    Establishing a “writing ritual” and savoring a “reward” — immensely appealing! I also liked the idea of turning the monitor off. I’m a “visual” person and easily distracted. (Sometimes I’ve even changed fonts and set up ridiculously small margins so I don’t know how a page will “look” until I reformat it at the end.) Whatever works!

    Thanks for sharing these gems and also your heart. Next time that ol’ “not good enough” thought urges you to clean your oven, re-read this post and the comments your writing prompted. You’re more than good enough!
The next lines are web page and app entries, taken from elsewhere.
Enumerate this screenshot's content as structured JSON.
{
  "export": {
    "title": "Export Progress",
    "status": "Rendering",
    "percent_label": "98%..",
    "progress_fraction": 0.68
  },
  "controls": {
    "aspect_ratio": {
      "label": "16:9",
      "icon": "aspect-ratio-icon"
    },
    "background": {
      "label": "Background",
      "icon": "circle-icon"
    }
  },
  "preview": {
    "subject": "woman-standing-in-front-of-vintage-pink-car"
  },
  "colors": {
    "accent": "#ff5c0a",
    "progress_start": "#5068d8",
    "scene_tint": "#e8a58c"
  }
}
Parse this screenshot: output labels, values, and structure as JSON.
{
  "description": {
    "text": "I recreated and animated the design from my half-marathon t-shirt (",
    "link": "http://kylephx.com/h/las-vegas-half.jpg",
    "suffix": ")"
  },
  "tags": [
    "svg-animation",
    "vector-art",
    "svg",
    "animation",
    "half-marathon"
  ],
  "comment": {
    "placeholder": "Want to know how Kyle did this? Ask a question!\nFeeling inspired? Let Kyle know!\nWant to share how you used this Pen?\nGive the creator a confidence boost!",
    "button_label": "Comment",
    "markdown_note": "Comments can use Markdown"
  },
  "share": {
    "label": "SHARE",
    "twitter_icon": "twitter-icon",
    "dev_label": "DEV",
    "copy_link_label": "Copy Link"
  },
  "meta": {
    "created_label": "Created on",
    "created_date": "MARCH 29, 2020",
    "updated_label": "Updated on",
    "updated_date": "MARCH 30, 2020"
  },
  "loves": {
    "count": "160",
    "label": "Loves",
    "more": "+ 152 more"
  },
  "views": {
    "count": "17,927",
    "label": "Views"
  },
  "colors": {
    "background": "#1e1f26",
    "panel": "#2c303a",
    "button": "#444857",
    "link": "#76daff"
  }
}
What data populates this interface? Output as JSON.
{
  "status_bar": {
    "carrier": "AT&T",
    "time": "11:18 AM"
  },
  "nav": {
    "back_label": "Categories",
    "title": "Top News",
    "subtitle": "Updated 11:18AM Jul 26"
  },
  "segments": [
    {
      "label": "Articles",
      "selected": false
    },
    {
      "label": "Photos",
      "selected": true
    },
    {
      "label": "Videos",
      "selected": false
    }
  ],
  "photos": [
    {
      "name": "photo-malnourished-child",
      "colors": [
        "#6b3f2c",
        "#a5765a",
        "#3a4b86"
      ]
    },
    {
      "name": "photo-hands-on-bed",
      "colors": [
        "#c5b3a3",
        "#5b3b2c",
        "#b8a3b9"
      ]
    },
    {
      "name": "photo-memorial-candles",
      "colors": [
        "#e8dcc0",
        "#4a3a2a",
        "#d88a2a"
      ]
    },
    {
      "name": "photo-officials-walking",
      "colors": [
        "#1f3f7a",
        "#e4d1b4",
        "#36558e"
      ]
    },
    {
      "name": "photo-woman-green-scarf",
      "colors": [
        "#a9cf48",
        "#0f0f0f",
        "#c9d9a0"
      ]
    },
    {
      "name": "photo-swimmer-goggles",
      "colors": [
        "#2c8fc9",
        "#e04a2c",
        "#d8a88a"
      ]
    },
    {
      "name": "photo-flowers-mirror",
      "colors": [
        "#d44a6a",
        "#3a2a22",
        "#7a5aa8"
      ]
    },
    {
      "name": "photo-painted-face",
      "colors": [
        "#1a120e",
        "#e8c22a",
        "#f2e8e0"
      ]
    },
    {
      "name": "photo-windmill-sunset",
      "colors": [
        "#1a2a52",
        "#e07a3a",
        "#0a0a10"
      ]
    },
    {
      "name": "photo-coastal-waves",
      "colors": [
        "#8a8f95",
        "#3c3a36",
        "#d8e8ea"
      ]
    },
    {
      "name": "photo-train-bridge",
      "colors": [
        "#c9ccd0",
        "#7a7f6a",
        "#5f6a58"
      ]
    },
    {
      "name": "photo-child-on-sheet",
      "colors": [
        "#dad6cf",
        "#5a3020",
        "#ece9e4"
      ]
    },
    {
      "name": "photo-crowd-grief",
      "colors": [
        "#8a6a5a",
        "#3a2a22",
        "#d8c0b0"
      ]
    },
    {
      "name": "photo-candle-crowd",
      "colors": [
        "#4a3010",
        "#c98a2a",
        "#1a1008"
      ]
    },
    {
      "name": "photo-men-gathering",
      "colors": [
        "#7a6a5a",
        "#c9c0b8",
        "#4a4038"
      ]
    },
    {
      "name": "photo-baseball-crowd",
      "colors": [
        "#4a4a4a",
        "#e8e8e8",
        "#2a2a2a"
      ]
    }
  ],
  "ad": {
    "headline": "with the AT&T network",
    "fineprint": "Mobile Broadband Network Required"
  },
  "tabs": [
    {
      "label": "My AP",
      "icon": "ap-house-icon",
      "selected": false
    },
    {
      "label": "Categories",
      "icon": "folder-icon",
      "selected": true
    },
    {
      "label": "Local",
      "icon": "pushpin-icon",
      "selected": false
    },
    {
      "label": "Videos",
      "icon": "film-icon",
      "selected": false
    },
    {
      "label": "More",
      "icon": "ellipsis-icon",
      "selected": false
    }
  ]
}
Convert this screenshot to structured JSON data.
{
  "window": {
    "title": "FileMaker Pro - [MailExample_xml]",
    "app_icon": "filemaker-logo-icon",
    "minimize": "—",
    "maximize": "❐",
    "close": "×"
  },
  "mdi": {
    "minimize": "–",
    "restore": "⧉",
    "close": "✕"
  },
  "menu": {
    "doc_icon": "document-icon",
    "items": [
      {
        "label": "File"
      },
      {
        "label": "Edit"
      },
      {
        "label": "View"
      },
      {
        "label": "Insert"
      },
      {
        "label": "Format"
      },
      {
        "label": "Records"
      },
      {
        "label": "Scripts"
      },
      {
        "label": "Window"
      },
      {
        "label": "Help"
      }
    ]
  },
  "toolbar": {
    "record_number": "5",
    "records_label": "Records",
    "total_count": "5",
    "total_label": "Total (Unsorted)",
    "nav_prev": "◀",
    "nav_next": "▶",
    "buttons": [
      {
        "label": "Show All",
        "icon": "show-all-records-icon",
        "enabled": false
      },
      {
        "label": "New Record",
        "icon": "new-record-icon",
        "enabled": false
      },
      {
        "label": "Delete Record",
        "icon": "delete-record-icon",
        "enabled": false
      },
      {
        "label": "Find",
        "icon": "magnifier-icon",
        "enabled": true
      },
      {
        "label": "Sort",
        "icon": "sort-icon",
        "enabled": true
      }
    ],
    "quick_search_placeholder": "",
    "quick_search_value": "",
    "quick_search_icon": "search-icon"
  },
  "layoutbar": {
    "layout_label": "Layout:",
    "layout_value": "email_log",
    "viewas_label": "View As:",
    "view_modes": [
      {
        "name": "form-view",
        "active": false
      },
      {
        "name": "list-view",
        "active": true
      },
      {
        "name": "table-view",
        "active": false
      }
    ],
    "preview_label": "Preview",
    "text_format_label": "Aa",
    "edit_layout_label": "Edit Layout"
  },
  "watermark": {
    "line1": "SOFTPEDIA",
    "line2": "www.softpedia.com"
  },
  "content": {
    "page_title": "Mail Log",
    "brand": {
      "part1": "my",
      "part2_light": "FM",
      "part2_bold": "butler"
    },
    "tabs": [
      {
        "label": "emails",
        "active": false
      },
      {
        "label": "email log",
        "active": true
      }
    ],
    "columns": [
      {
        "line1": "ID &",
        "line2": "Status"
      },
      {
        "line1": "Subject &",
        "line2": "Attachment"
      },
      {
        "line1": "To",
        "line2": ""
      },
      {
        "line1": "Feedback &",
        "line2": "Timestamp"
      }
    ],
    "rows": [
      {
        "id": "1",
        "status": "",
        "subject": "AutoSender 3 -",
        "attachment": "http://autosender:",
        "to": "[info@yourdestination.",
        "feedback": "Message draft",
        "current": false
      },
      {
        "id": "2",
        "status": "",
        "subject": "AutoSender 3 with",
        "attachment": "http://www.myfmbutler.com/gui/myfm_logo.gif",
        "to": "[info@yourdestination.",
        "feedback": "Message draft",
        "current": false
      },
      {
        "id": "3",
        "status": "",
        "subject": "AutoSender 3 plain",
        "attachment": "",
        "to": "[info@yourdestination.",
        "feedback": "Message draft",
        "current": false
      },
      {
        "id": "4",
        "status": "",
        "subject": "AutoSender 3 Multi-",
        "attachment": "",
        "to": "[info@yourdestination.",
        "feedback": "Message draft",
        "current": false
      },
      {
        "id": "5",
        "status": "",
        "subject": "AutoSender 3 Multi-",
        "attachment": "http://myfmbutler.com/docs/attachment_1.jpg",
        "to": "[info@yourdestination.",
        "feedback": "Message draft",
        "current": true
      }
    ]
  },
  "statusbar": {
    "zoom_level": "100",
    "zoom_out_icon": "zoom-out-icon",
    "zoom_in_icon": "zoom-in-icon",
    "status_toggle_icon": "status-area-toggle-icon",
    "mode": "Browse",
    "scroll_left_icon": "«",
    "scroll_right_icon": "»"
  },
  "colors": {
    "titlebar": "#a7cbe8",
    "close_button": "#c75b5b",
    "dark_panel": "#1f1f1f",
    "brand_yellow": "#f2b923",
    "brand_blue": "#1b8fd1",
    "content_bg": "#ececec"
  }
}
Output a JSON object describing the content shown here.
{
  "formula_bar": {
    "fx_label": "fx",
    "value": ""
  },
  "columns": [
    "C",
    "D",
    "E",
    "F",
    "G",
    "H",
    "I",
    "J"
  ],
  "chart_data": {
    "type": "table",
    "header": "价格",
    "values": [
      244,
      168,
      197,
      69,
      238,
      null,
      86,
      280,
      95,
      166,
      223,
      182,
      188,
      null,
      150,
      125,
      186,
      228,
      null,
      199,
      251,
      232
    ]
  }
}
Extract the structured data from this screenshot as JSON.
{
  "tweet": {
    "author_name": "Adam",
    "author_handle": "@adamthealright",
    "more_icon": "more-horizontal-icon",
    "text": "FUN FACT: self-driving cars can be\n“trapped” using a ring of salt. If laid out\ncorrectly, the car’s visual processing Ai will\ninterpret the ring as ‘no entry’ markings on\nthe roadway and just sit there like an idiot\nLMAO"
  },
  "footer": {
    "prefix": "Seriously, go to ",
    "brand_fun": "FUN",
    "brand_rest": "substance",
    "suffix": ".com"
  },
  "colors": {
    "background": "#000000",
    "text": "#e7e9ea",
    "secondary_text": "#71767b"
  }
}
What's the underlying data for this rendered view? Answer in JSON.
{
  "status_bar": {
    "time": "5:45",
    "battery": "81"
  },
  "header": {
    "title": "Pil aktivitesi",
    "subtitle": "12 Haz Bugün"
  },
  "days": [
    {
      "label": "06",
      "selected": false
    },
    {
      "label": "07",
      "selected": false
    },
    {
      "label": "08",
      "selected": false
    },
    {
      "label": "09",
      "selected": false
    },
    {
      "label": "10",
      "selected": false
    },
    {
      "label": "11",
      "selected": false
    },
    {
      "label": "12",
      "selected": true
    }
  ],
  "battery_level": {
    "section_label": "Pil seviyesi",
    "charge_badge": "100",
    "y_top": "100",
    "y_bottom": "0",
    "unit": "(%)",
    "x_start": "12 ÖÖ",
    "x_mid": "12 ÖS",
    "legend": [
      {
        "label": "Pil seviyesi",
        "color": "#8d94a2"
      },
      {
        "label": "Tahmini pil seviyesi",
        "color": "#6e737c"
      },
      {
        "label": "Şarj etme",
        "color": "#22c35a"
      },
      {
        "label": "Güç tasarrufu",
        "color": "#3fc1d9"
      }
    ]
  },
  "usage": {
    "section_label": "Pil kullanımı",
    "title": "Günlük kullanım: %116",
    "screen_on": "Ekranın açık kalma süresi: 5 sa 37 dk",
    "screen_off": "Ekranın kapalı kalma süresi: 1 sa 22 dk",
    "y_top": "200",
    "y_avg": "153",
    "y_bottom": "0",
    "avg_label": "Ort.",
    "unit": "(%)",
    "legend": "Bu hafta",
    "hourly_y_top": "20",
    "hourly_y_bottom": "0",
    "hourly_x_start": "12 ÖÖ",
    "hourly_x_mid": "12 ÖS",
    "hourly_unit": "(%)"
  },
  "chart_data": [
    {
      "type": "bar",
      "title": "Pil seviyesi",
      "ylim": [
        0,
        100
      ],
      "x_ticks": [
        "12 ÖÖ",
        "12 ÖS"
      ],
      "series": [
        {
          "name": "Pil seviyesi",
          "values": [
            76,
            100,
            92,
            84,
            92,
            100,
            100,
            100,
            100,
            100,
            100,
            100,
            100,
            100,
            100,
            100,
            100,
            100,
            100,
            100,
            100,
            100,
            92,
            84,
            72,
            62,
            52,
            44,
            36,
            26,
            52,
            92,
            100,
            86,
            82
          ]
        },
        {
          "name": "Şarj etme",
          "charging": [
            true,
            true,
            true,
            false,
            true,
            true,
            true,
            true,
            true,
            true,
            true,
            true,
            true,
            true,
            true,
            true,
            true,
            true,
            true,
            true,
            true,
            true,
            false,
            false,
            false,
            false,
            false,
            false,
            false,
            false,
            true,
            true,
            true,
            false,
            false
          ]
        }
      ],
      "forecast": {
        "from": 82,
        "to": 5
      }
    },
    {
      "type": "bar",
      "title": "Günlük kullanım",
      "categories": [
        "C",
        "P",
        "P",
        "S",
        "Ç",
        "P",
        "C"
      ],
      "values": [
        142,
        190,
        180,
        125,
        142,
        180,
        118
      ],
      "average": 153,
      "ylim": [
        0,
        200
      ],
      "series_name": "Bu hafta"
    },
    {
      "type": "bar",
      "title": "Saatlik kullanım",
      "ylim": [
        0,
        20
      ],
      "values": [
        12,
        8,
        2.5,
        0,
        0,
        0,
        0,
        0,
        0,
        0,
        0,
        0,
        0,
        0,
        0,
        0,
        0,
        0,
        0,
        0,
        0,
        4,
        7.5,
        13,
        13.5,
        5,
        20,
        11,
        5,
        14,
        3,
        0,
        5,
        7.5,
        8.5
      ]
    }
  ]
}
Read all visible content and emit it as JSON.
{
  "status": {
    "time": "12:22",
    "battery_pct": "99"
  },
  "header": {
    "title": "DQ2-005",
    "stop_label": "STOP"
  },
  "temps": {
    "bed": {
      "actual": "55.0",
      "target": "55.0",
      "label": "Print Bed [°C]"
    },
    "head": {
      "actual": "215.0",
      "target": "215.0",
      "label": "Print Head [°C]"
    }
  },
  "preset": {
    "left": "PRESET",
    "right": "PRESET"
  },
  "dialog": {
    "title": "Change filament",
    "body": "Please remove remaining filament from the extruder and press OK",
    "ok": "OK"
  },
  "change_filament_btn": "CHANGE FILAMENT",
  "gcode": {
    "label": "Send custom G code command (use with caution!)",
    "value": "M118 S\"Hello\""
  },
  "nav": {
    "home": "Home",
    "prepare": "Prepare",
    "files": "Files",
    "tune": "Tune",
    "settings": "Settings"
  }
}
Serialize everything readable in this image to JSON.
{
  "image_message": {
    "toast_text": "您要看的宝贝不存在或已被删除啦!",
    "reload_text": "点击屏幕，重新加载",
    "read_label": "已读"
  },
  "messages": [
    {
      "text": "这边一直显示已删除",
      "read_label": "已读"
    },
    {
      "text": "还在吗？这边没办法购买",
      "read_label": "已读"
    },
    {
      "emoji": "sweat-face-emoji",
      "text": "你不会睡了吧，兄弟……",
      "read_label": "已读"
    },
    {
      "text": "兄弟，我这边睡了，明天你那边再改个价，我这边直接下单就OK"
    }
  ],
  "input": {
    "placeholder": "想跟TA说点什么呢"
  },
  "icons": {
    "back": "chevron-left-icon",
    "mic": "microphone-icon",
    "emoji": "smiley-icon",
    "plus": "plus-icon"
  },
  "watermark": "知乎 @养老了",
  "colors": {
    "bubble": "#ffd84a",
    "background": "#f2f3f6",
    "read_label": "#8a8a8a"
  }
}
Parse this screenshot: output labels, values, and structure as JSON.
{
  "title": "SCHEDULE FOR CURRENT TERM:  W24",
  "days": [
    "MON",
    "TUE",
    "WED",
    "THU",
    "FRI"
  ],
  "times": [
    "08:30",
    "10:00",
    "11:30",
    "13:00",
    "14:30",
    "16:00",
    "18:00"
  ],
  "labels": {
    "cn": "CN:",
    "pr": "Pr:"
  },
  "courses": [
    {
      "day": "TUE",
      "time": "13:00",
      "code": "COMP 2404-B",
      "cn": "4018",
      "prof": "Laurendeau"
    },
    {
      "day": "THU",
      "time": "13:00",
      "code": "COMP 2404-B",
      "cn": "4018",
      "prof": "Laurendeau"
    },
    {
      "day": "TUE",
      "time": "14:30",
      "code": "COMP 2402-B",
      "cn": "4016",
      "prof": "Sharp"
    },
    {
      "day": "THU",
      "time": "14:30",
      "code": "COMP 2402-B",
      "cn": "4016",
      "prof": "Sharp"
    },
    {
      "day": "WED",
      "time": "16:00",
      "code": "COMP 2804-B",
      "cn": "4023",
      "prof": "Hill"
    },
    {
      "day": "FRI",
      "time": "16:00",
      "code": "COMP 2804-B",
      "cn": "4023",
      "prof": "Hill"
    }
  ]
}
    • I’m glad this post appeared at a good time for you. I use every trick I can think of to keep moving forward with my writing and I hope some of them might work for you. Thanks for the encouragement, too. There’s nothing like a boost from a writing buddy to inspire me. Looking forward to hearing how your work is progressing. Happy Writing!

      • Shary, I sat out on our deck today with a clip-board full of paper as I thought about “when I write best” and what makes it conducive. I ended up writing six pages! 🙂 It’ll be a gradual transition over the next couple of weeks, what with playing “catch up” at home and a trip to visit family in the near future. (Not putting it off, just getting my ducks in a row!) Then… can you see me smiling?!

        P.S. Your article was so inspiring, I actually developed a character for my novel today, too! It was FUN!!

  16. Sounds like quite a class; thank you for sharing. Do you know if SDW Ink is offering it again soon?